> _EXERCISE BRIEF_:
Reproduce each line of the material exactly, minus any picture.

> _LISTED ENTRIES_:

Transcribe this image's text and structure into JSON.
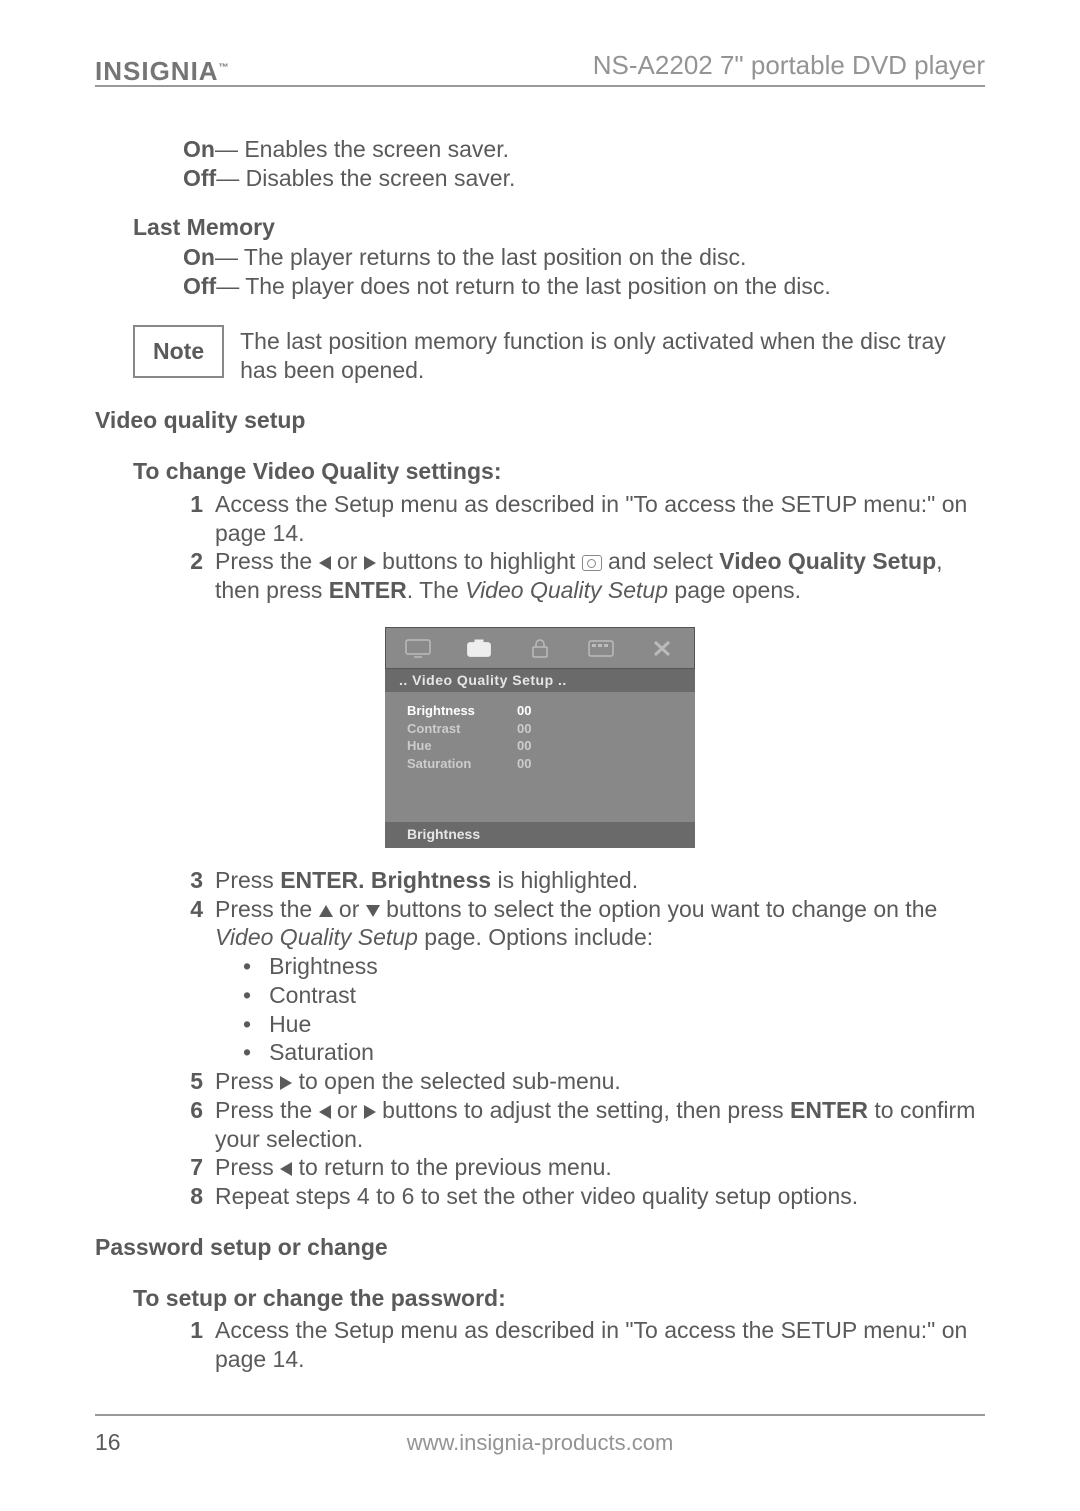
{
  "header": {
    "brand": "INSIGNIA",
    "product": "NS-A2202 7\" portable DVD player"
  },
  "screen_saver": {
    "on": {
      "term": "On",
      "desc": " — Enables the screen saver."
    },
    "off": {
      "term": "Off",
      "desc": " — Disables the screen saver."
    }
  },
  "last_memory": {
    "heading": "Last Memory",
    "on": {
      "term": "On",
      "desc": " — The player returns to the last position on the disc."
    },
    "off": {
      "term": "Off",
      "desc": " — The player does not return to the last position on the disc."
    }
  },
  "note": {
    "label": "Note",
    "text": "The last position memory function is only activated when the disc tray has been opened."
  },
  "vqs": {
    "heading": "Video quality setup",
    "subheading": "To change Video Quality settings:",
    "s1_a": "Access the Setup menu as described in \"To access the SETUP menu:\" on page 14.",
    "s2_a": "Press the ",
    "s2_b": " or ",
    "s2_c": " buttons to highlight ",
    "s2_d": " and select ",
    "s2_e": "Video Quality Setup",
    "s2_f": ", then press ",
    "s2_g": "ENTER",
    "s2_h": ". The ",
    "s2_i": "Video Quality Setup",
    "s2_j": " page opens.",
    "s3_a": "Press ",
    "s3_b": "ENTER. Brightness",
    "s3_c": " is highlighted.",
    "s4_a": "Press the ",
    "s4_b": " or ",
    "s4_c": " buttons to select the option you want to change on the ",
    "s4_d": "Video Quality Setup",
    "s4_e": " page. Options include:",
    "opt1": "Brightness",
    "opt2": "Contrast",
    "opt3": "Hue",
    "opt4": "Saturation",
    "s5_a": "Press ",
    "s5_b": " to open the selected sub-menu.",
    "s6_a": "Press the ",
    "s6_b": " or ",
    "s6_c": " buttons to adjust the setting, then press ",
    "s6_d": "ENTER",
    "s6_e": " to confirm your selection.",
    "s7_a": "Press ",
    "s7_b": " to return to the previous menu.",
    "s8_a": "Repeat steps 4 to 6 to set the other video quality setup options."
  },
  "osd": {
    "title": "..   Video  Quality  Setup   ..",
    "rows": [
      {
        "label": "Brightness",
        "value": "00"
      },
      {
        "label": "Contrast",
        "value": "00"
      },
      {
        "label": "Hue",
        "value": "00"
      },
      {
        "label": "Saturation",
        "value": "00"
      }
    ],
    "footer": "Brightness"
  },
  "pwd": {
    "heading": "Password setup or change",
    "subheading": "To setup or change the password:",
    "s1": "Access the Setup menu as described in \"To access the SETUP menu:\" on page 14."
  },
  "footer": {
    "url": "www.insignia-products.com",
    "page": "16"
  }
}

> _OUTPUT BELOW_:
Transcribe this image's text and structure into JSON.
{
  "header": {
    "brand": "INSIGNIA",
    "product": "NS-A2202 7\" portable DVD player"
  },
  "screen_saver": {
    "on": {
      "term": "On",
      "desc": " — Enables the screen saver."
    },
    "off": {
      "term": "Off",
      "desc": " — Disables the screen saver."
    }
  },
  "last_memory": {
    "heading": "Last Memory",
    "on": {
      "term": "On",
      "desc": " — The player returns to the last position on the disc."
    },
    "off": {
      "term": "Off",
      "desc": " — The player does not return to the last position on the disc."
    }
  },
  "note": {
    "label": "Note",
    "text": "The last position memory function is only activated when the disc tray has been opened."
  },
  "vqs": {
    "heading": "Video quality setup",
    "subheading": "To change Video Quality settings:",
    "s1_a": "Access the Setup menu as described in \"To access the SETUP menu:\" on page 14.",
    "s2_a": "Press the ",
    "s2_b": " or ",
    "s2_c": " buttons to highlight ",
    "s2_d": " and select ",
    "s2_e": "Video Quality Setup",
    "s2_f": ", then press ",
    "s2_g": "ENTER",
    "s2_h": ". The ",
    "s2_i": "Video Quality Setup",
    "s2_j": " page opens.",
    "s3_a": "Press ",
    "s3_b": "ENTER. Brightness",
    "s3_c": " is highlighted.",
    "s4_a": "Press the ",
    "s4_b": " or ",
    "s4_c": " buttons to select the option you want to change on the ",
    "s4_d": "Video Quality Setup",
    "s4_e": " page. Options include:",
    "opt1": "Brightness",
    "opt2": "Contrast",
    "opt3": "Hue",
    "opt4": "Saturation",
    "s5_a": "Press ",
    "s5_b": " to open the selected sub-menu.",
    "s6_a": "Press the ",
    "s6_b": " or ",
    "s6_c": " buttons to adjust the setting, then press ",
    "s6_d": "ENTER",
    "s6_e": " to confirm your selection.",
    "s7_a": "Press ",
    "s7_b": " to return to the previous menu.",
    "s8_a": "Repeat steps 4 to 6 to set the other video quality setup options."
  },
  "osd": {
    "title": "..   Video  Quality  Setup   ..",
    "rows": [
      {
        "label": "Brightness",
        "value": "00"
      },
      {
        "label": "Contrast",
        "value": "00"
      },
      {
        "label": "Hue",
        "value": "00"
      },
      {
        "label": "Saturation",
        "value": "00"
      }
    ],
    "footer": "Brightness"
  },
  "pwd": {
    "heading": "Password setup or change",
    "subheading": "To setup or change the password:",
    "s1": "Access the Setup menu as described in \"To access the SETUP menu:\" on page 14."
  },
  "footer": {
    "url": "www.insignia-products.com",
    "page": "16"
  }
}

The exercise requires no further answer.